App and web page records:
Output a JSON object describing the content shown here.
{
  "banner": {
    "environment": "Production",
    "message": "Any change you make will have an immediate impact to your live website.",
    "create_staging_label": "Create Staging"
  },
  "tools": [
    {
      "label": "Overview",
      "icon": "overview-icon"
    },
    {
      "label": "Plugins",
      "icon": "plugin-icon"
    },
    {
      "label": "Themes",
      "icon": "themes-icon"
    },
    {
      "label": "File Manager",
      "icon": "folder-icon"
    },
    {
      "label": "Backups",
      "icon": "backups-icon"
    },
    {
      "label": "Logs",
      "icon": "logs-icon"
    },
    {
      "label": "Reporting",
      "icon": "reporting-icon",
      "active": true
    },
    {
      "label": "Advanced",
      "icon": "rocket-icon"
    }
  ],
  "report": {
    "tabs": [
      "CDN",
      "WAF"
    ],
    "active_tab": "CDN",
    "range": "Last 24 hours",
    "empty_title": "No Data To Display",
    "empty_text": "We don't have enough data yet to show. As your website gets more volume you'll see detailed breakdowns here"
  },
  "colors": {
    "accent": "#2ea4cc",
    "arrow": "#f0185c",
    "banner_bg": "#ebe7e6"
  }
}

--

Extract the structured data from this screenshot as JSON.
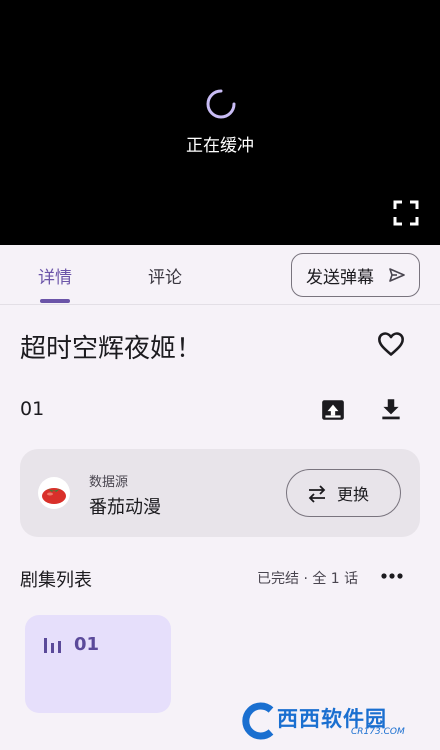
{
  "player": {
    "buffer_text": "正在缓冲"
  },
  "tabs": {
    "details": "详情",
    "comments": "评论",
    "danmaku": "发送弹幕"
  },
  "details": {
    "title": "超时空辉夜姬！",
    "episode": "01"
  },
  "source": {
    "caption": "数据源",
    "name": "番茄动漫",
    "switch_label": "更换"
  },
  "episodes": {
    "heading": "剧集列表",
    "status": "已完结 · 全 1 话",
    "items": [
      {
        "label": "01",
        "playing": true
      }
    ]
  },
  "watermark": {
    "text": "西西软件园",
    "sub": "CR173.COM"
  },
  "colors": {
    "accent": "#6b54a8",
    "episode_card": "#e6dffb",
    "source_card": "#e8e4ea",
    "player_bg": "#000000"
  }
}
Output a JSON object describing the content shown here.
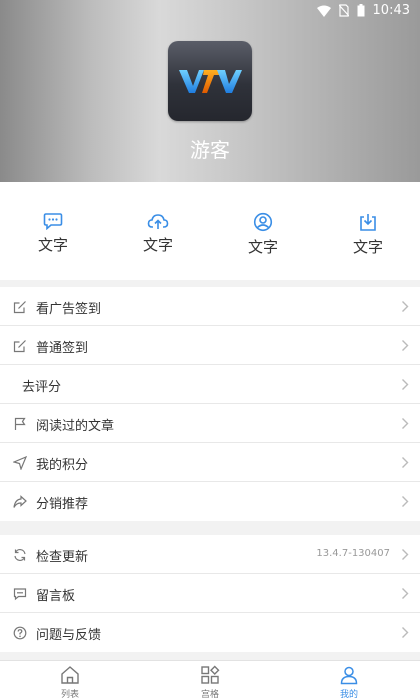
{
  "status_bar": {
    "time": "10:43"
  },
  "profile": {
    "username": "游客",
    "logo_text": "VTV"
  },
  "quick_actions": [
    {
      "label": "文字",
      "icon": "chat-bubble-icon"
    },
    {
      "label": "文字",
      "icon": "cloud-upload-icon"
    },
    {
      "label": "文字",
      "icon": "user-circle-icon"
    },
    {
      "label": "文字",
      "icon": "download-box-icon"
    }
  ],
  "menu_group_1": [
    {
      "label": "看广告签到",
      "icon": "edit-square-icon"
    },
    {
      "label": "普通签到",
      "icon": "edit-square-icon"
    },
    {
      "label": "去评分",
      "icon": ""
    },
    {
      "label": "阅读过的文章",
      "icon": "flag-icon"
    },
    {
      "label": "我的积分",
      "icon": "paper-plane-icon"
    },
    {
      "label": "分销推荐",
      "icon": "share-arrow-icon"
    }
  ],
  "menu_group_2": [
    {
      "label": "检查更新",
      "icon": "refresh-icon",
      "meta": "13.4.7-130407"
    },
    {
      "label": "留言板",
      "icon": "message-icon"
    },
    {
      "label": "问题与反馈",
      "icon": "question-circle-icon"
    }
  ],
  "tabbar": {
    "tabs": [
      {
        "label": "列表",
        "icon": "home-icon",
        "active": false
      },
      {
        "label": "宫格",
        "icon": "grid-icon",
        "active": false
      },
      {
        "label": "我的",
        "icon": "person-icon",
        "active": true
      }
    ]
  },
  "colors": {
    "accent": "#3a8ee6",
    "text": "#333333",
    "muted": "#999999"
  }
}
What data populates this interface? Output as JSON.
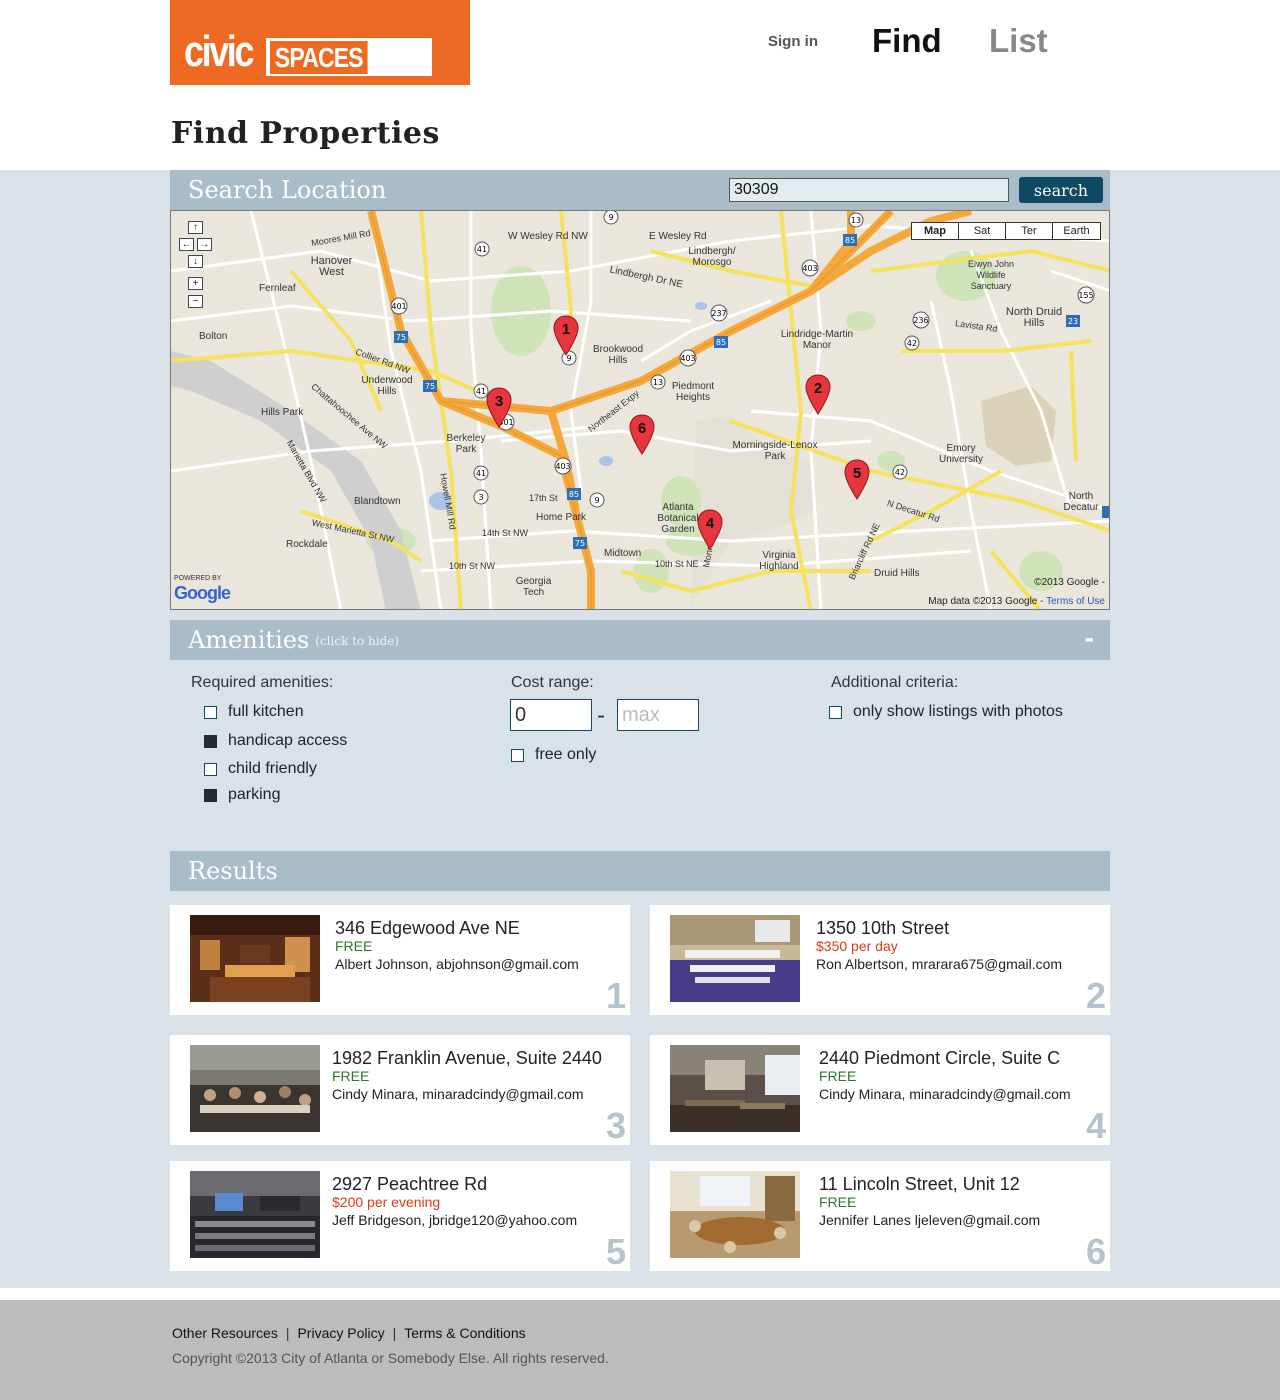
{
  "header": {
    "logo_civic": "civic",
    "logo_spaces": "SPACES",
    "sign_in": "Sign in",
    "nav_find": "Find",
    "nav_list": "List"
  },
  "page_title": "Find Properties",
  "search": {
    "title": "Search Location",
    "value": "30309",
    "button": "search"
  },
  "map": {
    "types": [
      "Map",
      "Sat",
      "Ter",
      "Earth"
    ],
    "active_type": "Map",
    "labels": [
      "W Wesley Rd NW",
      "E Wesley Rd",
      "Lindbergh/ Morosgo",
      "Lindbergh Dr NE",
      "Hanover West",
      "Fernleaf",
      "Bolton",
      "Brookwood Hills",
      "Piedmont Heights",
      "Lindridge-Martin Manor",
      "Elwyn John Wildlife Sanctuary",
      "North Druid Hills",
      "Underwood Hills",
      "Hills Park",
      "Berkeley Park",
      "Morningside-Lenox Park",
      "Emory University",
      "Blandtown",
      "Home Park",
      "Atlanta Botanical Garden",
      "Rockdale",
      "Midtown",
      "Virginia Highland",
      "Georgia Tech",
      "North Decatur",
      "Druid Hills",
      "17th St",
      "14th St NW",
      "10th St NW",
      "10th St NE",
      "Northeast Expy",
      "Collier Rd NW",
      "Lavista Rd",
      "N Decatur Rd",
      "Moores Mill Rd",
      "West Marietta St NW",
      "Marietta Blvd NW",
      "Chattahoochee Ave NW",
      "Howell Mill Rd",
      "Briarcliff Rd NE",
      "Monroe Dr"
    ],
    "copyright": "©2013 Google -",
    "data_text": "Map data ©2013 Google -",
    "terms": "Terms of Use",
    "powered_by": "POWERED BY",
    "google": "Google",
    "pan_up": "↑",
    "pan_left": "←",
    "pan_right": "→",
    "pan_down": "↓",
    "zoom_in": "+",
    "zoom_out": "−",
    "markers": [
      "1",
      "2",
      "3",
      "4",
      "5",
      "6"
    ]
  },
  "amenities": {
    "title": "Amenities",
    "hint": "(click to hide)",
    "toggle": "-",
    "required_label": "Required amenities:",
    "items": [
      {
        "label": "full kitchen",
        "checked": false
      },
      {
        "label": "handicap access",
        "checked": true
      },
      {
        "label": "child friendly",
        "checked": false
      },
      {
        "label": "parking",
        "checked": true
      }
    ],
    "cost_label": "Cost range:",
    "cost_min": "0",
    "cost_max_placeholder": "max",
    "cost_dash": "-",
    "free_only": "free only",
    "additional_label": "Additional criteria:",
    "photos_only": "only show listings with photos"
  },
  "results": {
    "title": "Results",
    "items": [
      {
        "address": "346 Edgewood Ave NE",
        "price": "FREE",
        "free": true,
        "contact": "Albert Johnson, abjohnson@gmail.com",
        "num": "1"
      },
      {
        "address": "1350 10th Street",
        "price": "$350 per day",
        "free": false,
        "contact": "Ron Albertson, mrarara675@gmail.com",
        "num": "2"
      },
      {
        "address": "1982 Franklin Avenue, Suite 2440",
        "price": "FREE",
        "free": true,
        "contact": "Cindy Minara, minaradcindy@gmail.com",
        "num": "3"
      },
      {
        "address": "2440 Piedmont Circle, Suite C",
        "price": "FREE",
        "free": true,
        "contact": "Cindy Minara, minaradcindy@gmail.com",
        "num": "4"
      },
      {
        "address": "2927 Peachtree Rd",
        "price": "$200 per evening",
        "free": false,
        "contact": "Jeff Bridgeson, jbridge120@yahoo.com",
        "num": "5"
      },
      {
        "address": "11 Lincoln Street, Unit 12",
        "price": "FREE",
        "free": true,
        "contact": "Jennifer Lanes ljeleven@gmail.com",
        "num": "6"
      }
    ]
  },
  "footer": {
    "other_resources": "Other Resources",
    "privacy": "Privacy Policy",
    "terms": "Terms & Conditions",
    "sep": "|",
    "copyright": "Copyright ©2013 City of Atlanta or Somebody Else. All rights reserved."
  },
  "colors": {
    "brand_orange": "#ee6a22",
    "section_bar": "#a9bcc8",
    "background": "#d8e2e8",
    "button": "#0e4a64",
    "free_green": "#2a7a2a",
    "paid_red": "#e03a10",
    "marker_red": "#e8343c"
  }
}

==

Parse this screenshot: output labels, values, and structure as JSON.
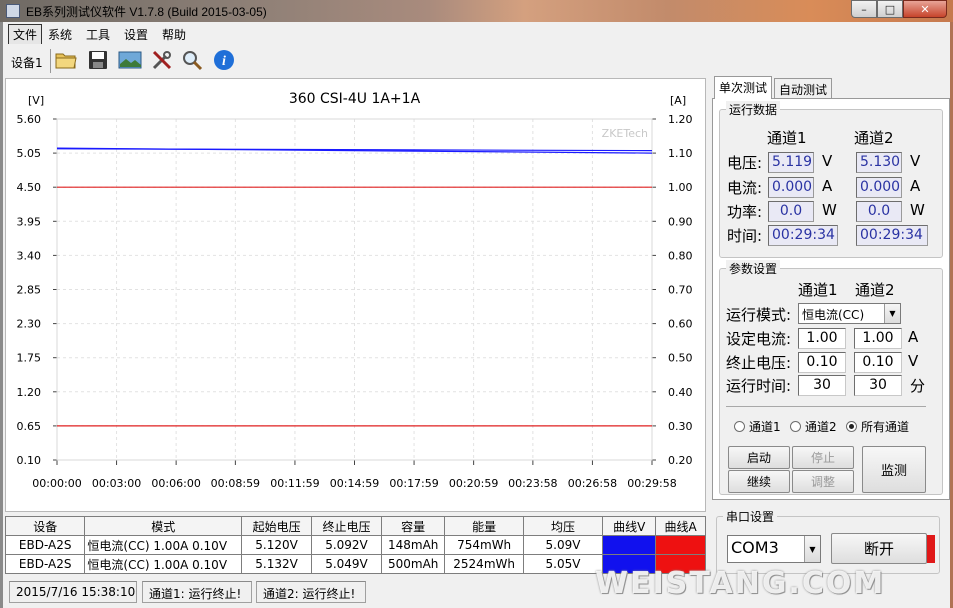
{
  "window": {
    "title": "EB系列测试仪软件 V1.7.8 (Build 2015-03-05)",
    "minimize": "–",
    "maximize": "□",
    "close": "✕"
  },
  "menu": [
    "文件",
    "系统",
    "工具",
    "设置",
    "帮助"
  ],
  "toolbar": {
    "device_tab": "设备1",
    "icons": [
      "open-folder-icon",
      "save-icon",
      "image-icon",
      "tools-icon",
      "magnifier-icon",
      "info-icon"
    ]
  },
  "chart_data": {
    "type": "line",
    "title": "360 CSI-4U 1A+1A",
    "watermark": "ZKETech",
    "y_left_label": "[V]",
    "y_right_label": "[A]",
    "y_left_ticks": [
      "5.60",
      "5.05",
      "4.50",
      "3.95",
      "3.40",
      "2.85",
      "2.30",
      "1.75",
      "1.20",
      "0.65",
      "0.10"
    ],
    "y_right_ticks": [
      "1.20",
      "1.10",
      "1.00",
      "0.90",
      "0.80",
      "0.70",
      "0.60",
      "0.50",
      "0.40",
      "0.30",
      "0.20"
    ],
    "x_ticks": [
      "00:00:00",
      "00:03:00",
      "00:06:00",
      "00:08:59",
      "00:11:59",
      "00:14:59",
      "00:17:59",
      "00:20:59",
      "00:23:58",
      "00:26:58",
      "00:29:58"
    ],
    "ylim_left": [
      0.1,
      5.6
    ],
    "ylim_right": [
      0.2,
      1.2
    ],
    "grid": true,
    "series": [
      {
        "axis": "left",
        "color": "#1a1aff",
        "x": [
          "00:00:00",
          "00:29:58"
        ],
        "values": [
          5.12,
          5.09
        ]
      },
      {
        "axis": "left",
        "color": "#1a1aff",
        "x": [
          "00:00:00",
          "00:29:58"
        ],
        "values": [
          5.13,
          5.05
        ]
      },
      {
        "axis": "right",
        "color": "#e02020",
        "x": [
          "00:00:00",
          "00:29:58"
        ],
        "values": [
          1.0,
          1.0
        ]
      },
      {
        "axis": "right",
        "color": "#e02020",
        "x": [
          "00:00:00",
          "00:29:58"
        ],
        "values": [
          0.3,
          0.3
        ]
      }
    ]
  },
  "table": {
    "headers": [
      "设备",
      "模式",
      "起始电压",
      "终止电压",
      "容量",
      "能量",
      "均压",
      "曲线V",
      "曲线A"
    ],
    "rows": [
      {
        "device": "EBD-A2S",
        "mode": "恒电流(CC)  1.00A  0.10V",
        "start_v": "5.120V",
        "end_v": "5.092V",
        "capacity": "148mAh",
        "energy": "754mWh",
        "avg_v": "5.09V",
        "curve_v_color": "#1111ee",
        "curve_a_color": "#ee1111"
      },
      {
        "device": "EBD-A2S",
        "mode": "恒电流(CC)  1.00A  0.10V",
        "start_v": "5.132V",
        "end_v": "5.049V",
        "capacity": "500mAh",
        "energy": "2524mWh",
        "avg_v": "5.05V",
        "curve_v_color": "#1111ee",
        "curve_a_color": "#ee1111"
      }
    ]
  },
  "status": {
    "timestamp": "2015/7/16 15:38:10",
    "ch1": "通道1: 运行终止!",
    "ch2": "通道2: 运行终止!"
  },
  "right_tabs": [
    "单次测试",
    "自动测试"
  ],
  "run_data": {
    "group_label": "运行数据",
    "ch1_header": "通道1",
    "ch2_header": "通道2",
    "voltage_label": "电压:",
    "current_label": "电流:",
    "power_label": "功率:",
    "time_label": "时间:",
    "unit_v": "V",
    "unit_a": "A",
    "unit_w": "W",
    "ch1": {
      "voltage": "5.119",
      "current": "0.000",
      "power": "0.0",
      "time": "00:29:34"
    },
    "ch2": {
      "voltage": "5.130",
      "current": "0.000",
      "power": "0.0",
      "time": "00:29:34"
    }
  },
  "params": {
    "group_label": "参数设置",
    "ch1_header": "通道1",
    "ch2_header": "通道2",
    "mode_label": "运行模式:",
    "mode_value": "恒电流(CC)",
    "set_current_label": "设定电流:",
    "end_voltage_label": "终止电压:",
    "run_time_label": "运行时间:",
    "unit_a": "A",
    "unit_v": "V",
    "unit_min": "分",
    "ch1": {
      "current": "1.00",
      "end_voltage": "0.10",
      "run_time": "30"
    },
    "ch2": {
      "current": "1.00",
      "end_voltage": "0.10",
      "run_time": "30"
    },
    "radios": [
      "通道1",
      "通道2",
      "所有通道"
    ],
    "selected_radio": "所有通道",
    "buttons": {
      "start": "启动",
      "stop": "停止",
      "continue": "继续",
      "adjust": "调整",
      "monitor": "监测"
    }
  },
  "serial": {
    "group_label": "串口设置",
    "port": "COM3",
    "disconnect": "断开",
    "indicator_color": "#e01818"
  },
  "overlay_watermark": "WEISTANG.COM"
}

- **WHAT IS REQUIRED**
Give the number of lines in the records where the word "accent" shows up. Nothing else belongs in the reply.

- **RESPONSE TO THIS TASK**
3